**EXERCISE DETAILS**: The answer must be every record below, reproduced exactly.

**DATA UNDER STUDY**:
--------------------------------

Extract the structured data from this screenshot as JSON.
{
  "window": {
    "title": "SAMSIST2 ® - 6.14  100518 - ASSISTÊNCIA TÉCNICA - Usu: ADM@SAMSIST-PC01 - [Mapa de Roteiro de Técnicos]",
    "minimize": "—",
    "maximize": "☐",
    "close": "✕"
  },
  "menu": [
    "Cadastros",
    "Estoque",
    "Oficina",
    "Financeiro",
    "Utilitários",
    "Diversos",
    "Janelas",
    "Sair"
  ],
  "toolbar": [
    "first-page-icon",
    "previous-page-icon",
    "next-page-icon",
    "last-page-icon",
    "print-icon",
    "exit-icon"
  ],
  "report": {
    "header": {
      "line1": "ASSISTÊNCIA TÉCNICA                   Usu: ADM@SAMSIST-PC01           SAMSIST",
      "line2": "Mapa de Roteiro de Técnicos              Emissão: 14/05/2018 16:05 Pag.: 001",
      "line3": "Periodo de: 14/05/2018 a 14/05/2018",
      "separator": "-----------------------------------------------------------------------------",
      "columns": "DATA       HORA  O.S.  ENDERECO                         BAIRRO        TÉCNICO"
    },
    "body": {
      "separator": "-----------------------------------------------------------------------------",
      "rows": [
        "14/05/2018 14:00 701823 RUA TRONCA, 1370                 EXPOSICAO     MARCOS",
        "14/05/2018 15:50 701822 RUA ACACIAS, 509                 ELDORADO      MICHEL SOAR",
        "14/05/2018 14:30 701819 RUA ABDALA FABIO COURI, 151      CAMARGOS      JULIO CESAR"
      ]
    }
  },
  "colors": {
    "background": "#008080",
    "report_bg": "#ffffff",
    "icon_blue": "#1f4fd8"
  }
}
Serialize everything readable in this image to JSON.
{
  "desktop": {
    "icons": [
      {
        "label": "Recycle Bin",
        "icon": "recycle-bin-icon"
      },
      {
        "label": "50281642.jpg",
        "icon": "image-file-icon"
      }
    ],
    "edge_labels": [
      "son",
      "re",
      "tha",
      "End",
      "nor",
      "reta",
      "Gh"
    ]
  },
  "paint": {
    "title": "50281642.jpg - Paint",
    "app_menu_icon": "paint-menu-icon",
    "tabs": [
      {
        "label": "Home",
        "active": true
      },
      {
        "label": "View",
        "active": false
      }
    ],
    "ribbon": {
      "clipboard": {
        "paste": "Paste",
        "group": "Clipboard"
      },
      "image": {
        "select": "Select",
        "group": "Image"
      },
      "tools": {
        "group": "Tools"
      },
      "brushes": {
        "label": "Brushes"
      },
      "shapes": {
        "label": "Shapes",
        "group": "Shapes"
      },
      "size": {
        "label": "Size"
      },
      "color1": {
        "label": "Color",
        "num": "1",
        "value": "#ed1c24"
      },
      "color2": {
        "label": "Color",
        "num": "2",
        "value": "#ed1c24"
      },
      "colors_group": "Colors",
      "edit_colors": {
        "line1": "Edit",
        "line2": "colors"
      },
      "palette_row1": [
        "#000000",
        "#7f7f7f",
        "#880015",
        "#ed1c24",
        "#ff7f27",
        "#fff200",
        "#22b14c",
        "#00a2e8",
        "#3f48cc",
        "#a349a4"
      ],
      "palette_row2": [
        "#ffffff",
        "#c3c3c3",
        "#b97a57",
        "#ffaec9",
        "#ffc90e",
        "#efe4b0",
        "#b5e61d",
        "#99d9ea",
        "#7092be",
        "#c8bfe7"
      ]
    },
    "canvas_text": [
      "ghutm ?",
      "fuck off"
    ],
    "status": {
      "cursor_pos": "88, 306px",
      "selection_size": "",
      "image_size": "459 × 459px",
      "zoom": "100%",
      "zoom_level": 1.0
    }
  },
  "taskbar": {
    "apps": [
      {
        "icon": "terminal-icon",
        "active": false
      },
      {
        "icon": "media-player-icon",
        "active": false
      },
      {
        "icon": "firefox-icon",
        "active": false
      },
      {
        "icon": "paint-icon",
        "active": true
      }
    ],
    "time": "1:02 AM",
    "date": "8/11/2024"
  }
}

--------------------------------

**THE ANSWER**:
Extract the structured data from this screenshot as JSON.
{
  "window": {
    "title": "SAMSIST2 ® - 6.14  100518 - ASSISTÊNCIA TÉCNICA - Usu: ADM@SAMSIST-PC01 - [Mapa de Roteiro de Técnicos]",
    "minimize": "—",
    "maximize": "☐",
    "close": "✕"
  },
  "menu": [
    "Cadastros",
    "Estoque",
    "Oficina",
    "Financeiro",
    "Utilitários",
    "Diversos",
    "Janelas",
    "Sair"
  ],
  "toolbar": [
    "first-page-icon",
    "previous-page-icon",
    "next-page-icon",
    "last-page-icon",
    "print-icon",
    "exit-icon"
  ],
  "report": {
    "header": {
      "line1": "ASSISTÊNCIA TÉCNICA                   Usu: ADM@SAMSIST-PC01           SAMSIST",
      "line2": "Mapa de Roteiro de Técnicos              Emissão: 14/05/2018 16:05 Pag.: 001",
      "line3": "Periodo de: 14/05/2018 a 14/05/2018",
      "separator": "-----------------------------------------------------------------------------",
      "columns": "DATA       HORA  O.S.  ENDERECO                         BAIRRO        TÉCNICO"
    },
    "body": {
      "separator": "-----------------------------------------------------------------------------",
      "rows": [
        "14/05/2018 14:00 701823 RUA TRONCA, 1370                 EXPOSICAO     MARCOS",
        "14/05/2018 15:50 701822 RUA ACACIAS, 509                 ELDORADO      MICHEL SOAR",
        "14/05/2018 14:30 701819 RUA ABDALA FABIO COURI, 151      CAMARGOS      JULIO CESAR"
      ]
    }
  },
  "colors": {
    "background": "#008080",
    "report_bg": "#ffffff",
    "icon_blue": "#1f4fd8"
  }
}
Serialize everything readable in this image to JSON.
{
  "desktop": {
    "icons": [
      {
        "label": "Recycle Bin",
        "icon": "recycle-bin-icon"
      },
      {
        "label": "50281642.jpg",
        "icon": "image-file-icon"
      }
    ],
    "edge_labels": [
      "son",
      "re",
      "tha",
      "End",
      "nor",
      "reta",
      "Gh"
    ]
  },
  "paint": {
    "title": "50281642.jpg - Paint",
    "app_menu_icon": "paint-menu-icon",
    "tabs": [
      {
        "label": "Home",
        "active": true
      },
      {
        "label": "View",
        "active": false
      }
    ],
    "ribbon": {
      "clipboard": {
        "paste": "Paste",
        "group": "Clipboard"
      },
      "image": {
        "select": "Select",
        "group": "Image"
      },
      "tools": {
        "group": "Tools"
      },
      "brushes": {
        "label": "Brushes"
      },
      "shapes": {
        "label": "Shapes",
        "group": "Shapes"
      },
      "size": {
        "label": "Size"
      },
      "color1": {
        "label": "Color",
        "num": "1",
        "value": "#ed1c24"
      },
      "color2": {
        "label": "Color",
        "num": "2",
        "value": "#ed1c24"
      },
      "colors_group": "Colors",
      "edit_colors": {
        "line1": "Edit",
        "line2": "colors"
      },
      "palette_row1": [
        "#000000",
        "#7f7f7f",
        "#880015",
        "#ed1c24",
        "#ff7f27",
        "#fff200",
        "#22b14c",
        "#00a2e8",
        "#3f48cc",
        "#a349a4"
      ],
      "palette_row2": [
        "#ffffff",
        "#c3c3c3",
        "#b97a57",
        "#ffaec9",
        "#ffc90e",
        "#efe4b0",
        "#b5e61d",
        "#99d9ea",
        "#7092be",
        "#c8bfe7"
      ]
    },
    "canvas_text": [
      "ghutm ?",
      "fuck off"
    ],
    "status": {
      "cursor_pos": "88, 306px",
      "selection_size": "",
      "image_size": "459 × 459px",
      "zoom": "100%",
      "zoom_level": 1.0
    }
  },
  "taskbar": {
    "apps": [
      {
        "icon": "terminal-icon",
        "active": false
      },
      {
        "icon": "media-player-icon",
        "active": false
      },
      {
        "icon": "firefox-icon",
        "active": false
      },
      {
        "icon": "paint-icon",
        "active": true
      }
    ],
    "time": "1:02 AM",
    "date": "8/11/2024"
  }
}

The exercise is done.